QoS RSVP Resv message
Refer to the following diagram.
Assume R1 is the source and R4 is the receiver of the intended traffic for which RSVP will be employed.
RSVP requires that each and every router in the intended path participates in reserving the appropriate resources. In order to achieve this, the ultimate receiver, R4, will send a RESV message upstream, all the way back to the original sender, R1. R1 will then send an RESV CONFIRM message back downstream all the way to R4. These RESV messages create a "reservation state" in each node along the path.
When looking at the debugs of the operation of RSVP within a transit router, such as R2, or R3 in the above example, we will see something like this:
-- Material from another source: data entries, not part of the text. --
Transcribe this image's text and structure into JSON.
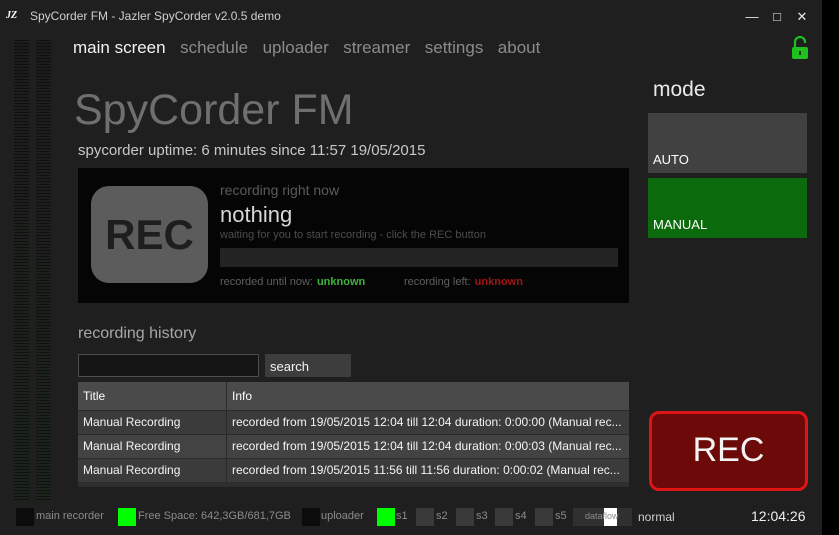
{
  "window": {
    "app_icon_text": "JZ",
    "title": "SpyCorder FM - Jazler SpyCorder v2.0.5 demo"
  },
  "nav": {
    "items": [
      {
        "label": "main screen",
        "active": true
      },
      {
        "label": "schedule",
        "active": false
      },
      {
        "label": "uploader",
        "active": false
      },
      {
        "label": "streamer",
        "active": false
      },
      {
        "label": "settings",
        "active": false
      },
      {
        "label": "about",
        "active": false
      }
    ],
    "lock_icon": "unlocked-padlock-icon"
  },
  "main": {
    "station_title": "SpyCorder FM",
    "uptime": "spycorder uptime: 6 minutes since 11:57 19/05/2015"
  },
  "recording": {
    "icon_text": "REC",
    "heading": "recording right now",
    "current": "nothing",
    "hint": "waiting for you to start recording - click the REC button",
    "recorded_label": "recorded until now:",
    "recorded_value": "unknown",
    "left_label": "recording left:",
    "left_value": "unknown"
  },
  "history": {
    "title": "recording history",
    "search_value": "",
    "search_button": "search",
    "columns": [
      "Title",
      "Info"
    ],
    "rows": [
      {
        "title": "Manual Recording",
        "info": "recorded from 19/05/2015 12:04 till 12:04 duration: 0:00:00 (Manual rec..."
      },
      {
        "title": "Manual Recording",
        "info": "recorded from 19/05/2015 12:04 till 12:04 duration: 0:00:03 (Manual rec..."
      },
      {
        "title": "Manual Recording",
        "info": "recorded from 19/05/2015 11:56 till 11:56 duration: 0:00:02 (Manual rec..."
      }
    ]
  },
  "mode": {
    "title": "mode",
    "auto_label": "AUTO",
    "manual_label": "MANUAL",
    "selected": "MANUAL"
  },
  "rec_button": "REC",
  "status": {
    "main_recorder": "main recorder",
    "free_space": "Free Space: 642,3GB/681,7GB",
    "uploader": "uploader",
    "s1": "s1",
    "s2": "s2",
    "s3": "s3",
    "s4": "s4",
    "s5": "s5",
    "dataflow": "dataflow",
    "mode_text": "normal",
    "clock": "12:04:26"
  },
  "colors": {
    "accent_green": "#0b6a0b",
    "rec_red": "#df1515",
    "indicator_green": "#00ff00"
  }
}
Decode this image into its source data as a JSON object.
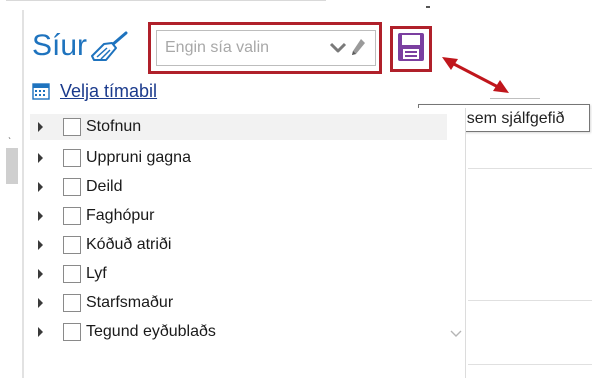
{
  "header": {
    "title": "Síur",
    "filter_placeholder": "Engin sía valin"
  },
  "period": {
    "link_label": "Velja tímabil"
  },
  "tooltip": {
    "text": "Vista sem sjálfgefið"
  },
  "tree": {
    "items": [
      {
        "label": "Stofnun",
        "checked": false,
        "selected": true
      },
      {
        "label": "Uppruni gagna",
        "checked": false,
        "selected": false
      },
      {
        "label": "Deild",
        "checked": false,
        "selected": false
      },
      {
        "label": "Faghópur",
        "checked": false,
        "selected": false
      },
      {
        "label": "Kóðuð atriði",
        "checked": false,
        "selected": false
      },
      {
        "label": "Lyf",
        "checked": false,
        "selected": false
      },
      {
        "label": "Starfsmaður",
        "checked": false,
        "selected": false
      },
      {
        "label": "Tegund eyðublaðs",
        "checked": false,
        "selected": false
      }
    ]
  },
  "colors": {
    "title_blue": "#1e73be",
    "highlight_red": "#b0202a",
    "save_purple": "#7b3fa0",
    "link_blue": "#1a3a8c"
  },
  "icons": {
    "clear": "broom-icon",
    "dropdown": "chevron-down-icon",
    "edit": "pencil-icon",
    "save": "floppy-disk-icon",
    "calendar": "calendar-icon"
  }
}
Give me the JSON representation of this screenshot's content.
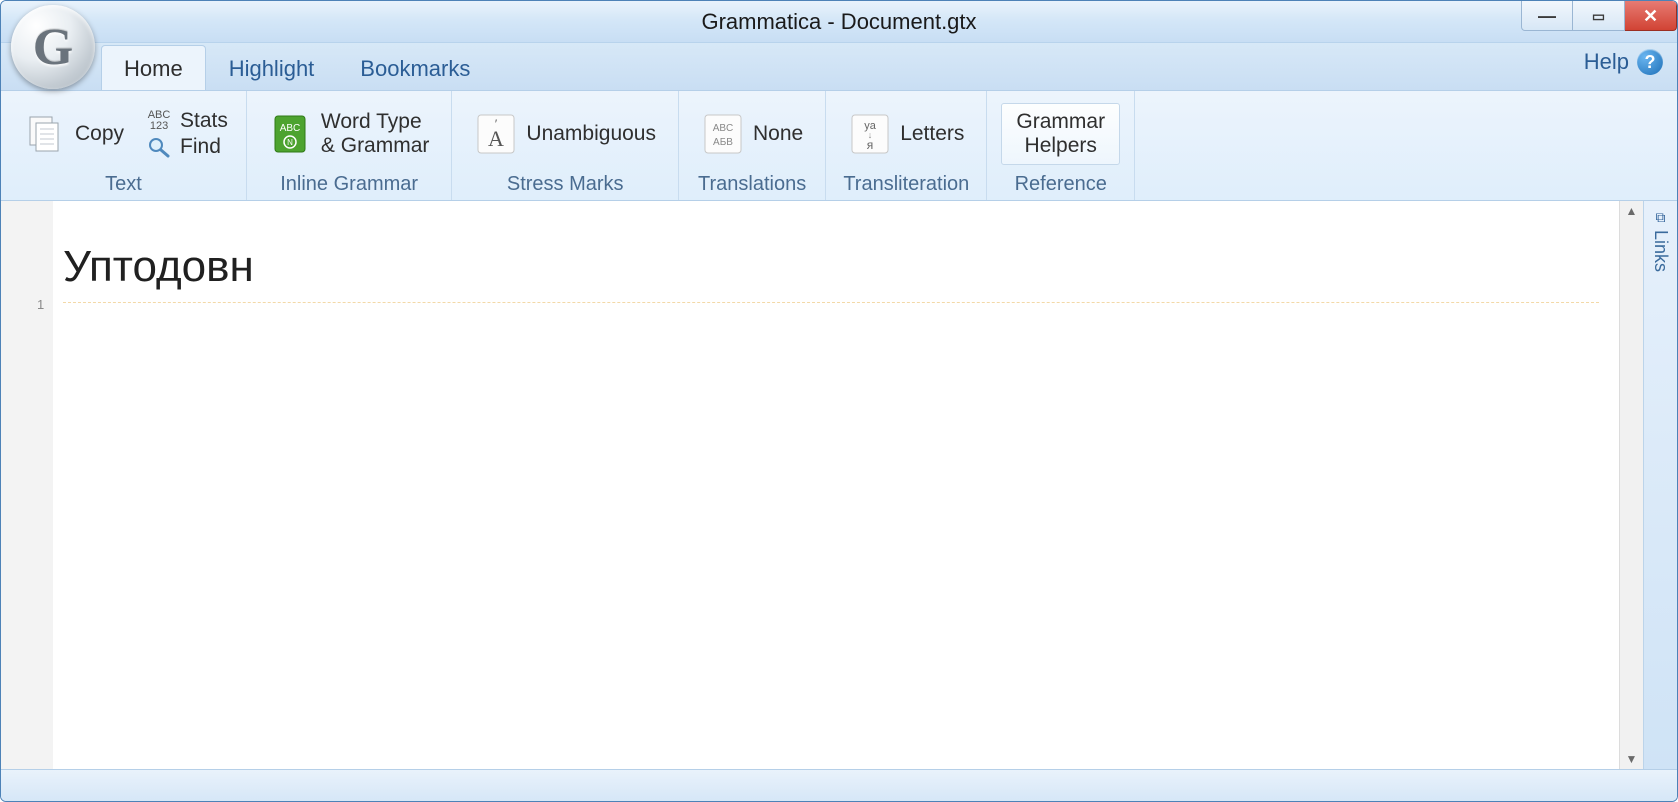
{
  "window": {
    "title": "Grammatica - Document.gtx"
  },
  "app_button": {
    "letter": "G"
  },
  "tabs": {
    "items": [
      {
        "label": "Home",
        "active": true
      },
      {
        "label": "Highlight",
        "active": false
      },
      {
        "label": "Bookmarks",
        "active": false
      }
    ],
    "help_label": "Help"
  },
  "ribbon": {
    "text_group": {
      "label": "Text",
      "copy": "Copy",
      "stats": "Stats",
      "find": "Find"
    },
    "inline_grammar_group": {
      "label": "Inline Grammar",
      "button_line1": "Word Type",
      "button_line2": "& Grammar"
    },
    "stress_marks_group": {
      "label": "Stress Marks",
      "button": "Unambiguous"
    },
    "translations_group": {
      "label": "Translations",
      "button": "None"
    },
    "transliteration_group": {
      "label": "Transliteration",
      "button": "Letters"
    },
    "reference_group": {
      "label": "Reference",
      "button_line1": "Grammar",
      "button_line2": "Helpers"
    }
  },
  "document": {
    "lines": [
      {
        "num": "1",
        "text": "Уптодовн"
      }
    ]
  },
  "sidepanel": {
    "label": "Links"
  }
}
start requesting 64 kbps FF reservation for 192.168.12.1(0) TCP-> 192.168.34.4(80) on FastEthernet0/0 neighbor 192.168.12.1 RSVP 192.168.12.1_0->192.168.34.4_80[0.0.0.0]: Refresh RESV, req=674BDE94, refresh interval=0mSec [cleanup timer is not awake] RSVP 192.168.12.1_0->192.168.34.4_80[0.0.0.0]: Sending Resv message to 192.168.12.1 RSVP 192.168.12.1_0->192.168.34.4_80[0.0.0.0]: RESV CONFIRM Message for 192.168.34.4 (FastEthernet0/0) from 192.168.12.1 RSVP 192.168.12.1_0->192.168.34.4_80[0.0.0.0]: Sending RESV CONFIRM message to 192.168.23.3
Notice that the router will receive an RESV message from the receiver destined for the source, and will then forward it towards the source. Similarly, when the RESV CONFIRM comes from the source, it will receive it and forward it to the receiver.
For more information about Quality of Service in general, take a look at QoS.